Robert Refsnyder has an emerging bat, but PECOTA doesn’t think he’s a good second baseman. Switch-hitting Breyvic Valera ascended past Low-A only this year, but he’s hit for contact wherever he’s been; with five defensive positions to his name and at just 21 years old, he could provide sneaky value for the Cardinals down the road. Joe Panik is another contact-heavy hitter who’s succeeded in Double-A; like those of many others on this list, his stats spell utility infielder.
Notable Average/Marginal Prospects
In general, UPSIDE is lower on prospects who display aggressive or swing-and-miss tendencies—patience and contact rate are two primary components of comparables—and this triplet suffers slightly as a result.
Top 25-and-under second basemen
Altuve, like Betts, doesn’t compare well historically. Even though we’ve seen over 1,500 of his plate appearances, he went from a four-win player to below replacement level last year. PECOTA opts for the middle and calls him above-average in the short term, and he’s rebounded thus far, improving his contact rates.

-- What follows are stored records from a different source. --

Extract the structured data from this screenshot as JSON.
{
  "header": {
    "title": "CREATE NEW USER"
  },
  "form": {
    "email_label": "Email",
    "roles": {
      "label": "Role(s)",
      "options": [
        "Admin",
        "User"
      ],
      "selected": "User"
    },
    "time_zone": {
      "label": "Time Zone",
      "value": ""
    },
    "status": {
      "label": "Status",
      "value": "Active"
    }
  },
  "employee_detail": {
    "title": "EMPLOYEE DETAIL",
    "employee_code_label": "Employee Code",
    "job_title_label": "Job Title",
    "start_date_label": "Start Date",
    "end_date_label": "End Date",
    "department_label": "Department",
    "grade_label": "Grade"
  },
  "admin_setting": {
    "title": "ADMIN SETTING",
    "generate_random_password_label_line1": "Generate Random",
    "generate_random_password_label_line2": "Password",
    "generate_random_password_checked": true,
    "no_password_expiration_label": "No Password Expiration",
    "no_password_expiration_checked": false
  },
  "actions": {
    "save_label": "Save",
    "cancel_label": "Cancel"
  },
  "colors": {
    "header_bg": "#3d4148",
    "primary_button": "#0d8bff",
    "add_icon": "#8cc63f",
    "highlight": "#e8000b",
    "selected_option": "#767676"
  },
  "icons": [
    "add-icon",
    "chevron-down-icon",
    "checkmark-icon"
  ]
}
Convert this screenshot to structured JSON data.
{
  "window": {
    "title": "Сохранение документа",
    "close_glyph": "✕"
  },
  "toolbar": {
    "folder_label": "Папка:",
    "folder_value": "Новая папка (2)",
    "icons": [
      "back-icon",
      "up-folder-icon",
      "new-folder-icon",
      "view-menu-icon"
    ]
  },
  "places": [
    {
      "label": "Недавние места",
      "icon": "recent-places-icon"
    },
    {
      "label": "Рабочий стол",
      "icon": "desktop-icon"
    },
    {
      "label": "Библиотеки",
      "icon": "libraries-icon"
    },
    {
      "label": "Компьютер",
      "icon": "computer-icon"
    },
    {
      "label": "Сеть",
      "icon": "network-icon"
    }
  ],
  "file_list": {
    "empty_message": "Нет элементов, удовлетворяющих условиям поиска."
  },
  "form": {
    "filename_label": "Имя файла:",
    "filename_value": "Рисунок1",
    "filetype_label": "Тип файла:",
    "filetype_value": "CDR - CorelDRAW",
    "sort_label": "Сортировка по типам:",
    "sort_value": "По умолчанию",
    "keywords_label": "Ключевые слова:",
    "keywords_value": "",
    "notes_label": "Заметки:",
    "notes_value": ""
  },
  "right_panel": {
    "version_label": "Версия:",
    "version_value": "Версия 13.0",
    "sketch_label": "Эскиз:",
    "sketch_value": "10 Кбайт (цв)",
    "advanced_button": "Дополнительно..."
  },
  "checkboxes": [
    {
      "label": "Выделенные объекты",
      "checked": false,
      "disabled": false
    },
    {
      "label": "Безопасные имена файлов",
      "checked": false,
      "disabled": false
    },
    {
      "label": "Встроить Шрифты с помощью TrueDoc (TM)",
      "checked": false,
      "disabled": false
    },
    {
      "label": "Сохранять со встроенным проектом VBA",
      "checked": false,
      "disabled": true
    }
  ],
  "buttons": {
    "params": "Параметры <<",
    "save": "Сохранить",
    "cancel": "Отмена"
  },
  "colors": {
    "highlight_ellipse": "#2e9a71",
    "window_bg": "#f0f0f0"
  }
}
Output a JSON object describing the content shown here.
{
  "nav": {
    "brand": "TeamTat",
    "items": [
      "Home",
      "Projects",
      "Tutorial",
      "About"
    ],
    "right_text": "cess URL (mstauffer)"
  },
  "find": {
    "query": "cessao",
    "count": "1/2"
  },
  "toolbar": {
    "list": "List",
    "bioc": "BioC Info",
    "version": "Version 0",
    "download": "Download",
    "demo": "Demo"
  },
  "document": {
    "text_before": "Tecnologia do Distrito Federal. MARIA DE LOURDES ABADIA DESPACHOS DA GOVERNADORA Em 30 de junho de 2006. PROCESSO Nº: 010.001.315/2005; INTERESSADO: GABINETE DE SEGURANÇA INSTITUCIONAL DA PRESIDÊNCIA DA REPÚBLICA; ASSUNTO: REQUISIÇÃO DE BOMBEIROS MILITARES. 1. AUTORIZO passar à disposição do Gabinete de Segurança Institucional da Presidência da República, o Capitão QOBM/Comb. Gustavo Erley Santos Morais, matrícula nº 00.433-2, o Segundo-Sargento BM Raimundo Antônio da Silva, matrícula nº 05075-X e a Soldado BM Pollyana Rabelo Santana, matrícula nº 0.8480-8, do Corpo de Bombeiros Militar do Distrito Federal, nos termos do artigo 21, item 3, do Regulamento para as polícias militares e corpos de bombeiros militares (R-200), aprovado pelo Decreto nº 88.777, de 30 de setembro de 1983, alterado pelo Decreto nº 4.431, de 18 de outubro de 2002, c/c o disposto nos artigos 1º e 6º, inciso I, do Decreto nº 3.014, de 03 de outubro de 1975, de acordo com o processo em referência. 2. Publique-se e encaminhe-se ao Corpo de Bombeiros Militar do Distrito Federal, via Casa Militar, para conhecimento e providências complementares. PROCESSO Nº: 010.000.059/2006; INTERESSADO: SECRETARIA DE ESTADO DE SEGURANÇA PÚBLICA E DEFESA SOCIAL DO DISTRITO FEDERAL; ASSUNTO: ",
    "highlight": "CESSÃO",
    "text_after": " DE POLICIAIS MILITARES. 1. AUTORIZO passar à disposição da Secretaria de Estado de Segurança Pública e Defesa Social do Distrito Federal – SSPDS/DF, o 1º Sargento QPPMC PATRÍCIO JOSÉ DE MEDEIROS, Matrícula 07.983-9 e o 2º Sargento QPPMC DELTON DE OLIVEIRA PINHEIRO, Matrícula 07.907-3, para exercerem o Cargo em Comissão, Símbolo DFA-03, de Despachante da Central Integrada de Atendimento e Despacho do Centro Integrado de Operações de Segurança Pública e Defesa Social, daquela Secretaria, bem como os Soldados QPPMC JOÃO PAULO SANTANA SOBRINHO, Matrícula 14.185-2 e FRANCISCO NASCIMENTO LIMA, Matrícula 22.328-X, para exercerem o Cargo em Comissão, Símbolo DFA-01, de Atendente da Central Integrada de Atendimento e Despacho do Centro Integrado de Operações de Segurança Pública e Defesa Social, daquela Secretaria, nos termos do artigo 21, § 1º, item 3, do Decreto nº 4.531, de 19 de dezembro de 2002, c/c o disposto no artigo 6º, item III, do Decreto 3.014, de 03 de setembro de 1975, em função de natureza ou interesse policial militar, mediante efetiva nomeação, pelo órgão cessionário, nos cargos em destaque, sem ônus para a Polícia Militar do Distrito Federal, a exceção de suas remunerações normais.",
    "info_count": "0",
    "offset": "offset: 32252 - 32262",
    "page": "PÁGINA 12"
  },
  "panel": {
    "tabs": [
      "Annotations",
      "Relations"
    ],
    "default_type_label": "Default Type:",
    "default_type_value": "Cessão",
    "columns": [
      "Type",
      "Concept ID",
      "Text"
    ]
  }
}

PECOTA ignored Scooter Gennett’s .308 first-year TAv quite readily. It’s a reminder that taking walks remains an important skill; very, very few hitters can walk at a four percent rate and compensate just by hitting for average (Altuve couldn’t manage it in 2013). Even though Gennett has shown an aptitude for it, last year’s .324 batting average was largely “empty,” and also higher than his minor-league performances. As a result, he came out with an UPSIDE of 9.2, and PECOTA forecasts his batting average to fall further.